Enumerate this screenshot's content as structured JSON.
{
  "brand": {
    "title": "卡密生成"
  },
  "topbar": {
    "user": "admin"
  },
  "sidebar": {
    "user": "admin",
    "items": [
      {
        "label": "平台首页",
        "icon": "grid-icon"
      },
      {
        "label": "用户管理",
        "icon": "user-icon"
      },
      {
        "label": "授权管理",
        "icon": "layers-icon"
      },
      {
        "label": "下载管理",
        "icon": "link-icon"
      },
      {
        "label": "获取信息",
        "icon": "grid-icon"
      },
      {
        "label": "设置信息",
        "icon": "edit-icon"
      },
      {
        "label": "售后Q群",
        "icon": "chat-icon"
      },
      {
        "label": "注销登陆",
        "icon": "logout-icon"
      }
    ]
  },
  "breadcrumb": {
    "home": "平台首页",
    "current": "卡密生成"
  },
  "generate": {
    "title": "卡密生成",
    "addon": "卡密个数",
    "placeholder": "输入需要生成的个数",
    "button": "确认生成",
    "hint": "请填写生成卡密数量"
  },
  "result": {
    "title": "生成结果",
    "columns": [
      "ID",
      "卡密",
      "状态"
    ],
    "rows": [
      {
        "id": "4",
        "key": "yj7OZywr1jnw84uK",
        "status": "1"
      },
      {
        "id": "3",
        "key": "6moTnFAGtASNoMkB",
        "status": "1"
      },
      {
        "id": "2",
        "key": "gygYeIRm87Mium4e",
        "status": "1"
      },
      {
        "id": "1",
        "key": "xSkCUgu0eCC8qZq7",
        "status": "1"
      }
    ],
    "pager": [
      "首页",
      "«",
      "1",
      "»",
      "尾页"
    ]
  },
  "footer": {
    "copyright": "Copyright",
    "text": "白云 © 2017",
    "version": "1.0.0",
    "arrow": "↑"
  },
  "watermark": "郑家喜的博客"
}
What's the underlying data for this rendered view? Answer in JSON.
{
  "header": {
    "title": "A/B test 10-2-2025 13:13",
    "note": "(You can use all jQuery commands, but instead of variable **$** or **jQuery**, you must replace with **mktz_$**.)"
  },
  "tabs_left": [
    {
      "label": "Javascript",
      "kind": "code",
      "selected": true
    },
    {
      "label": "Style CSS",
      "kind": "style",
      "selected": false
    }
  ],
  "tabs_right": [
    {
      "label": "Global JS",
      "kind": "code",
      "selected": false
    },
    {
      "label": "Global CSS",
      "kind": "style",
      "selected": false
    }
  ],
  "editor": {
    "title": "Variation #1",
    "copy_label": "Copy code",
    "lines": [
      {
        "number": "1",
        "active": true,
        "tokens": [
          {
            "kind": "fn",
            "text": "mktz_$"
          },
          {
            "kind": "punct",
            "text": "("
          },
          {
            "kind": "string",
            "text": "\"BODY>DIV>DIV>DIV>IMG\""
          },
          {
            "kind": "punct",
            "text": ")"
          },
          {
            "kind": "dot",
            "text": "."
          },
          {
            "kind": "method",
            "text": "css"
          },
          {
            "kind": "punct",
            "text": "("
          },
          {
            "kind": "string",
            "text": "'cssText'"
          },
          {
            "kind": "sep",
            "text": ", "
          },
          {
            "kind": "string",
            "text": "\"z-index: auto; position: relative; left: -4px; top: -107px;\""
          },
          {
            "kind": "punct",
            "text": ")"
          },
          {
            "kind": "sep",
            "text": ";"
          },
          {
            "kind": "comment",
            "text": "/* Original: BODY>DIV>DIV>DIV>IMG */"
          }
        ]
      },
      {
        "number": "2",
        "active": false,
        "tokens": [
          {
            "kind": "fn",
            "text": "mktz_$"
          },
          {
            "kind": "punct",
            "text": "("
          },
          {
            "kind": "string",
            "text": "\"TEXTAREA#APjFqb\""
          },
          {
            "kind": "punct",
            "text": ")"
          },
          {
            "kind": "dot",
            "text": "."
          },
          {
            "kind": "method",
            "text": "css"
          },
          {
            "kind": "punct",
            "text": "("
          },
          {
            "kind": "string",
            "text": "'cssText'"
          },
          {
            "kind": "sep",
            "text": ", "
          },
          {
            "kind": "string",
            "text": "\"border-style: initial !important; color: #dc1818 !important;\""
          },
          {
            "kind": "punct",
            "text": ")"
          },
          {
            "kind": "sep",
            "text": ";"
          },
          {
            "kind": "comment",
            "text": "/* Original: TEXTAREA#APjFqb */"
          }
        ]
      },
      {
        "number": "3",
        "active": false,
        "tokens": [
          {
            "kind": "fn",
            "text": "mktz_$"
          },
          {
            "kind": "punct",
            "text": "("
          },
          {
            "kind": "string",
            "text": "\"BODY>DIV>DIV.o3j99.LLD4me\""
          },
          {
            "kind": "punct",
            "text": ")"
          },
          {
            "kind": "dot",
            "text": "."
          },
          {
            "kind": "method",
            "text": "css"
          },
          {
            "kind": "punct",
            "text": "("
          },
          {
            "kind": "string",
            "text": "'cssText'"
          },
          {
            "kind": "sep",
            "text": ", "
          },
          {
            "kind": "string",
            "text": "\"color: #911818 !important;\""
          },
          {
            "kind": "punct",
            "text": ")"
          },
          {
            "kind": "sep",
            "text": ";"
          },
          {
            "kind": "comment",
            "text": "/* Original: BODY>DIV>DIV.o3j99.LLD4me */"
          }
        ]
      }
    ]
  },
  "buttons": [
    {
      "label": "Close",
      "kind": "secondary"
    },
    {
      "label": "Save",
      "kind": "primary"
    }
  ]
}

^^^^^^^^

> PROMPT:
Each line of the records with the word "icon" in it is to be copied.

> SOLVED PROBLEM:
        "icon": "grid-icon"
        "icon": "user-icon"
        "icon": "layers-icon"
        "icon": "link-icon"
        "icon": "grid-icon"
        "icon": "edit-icon"
        "icon": "chat-icon"
        "icon": "logout-icon"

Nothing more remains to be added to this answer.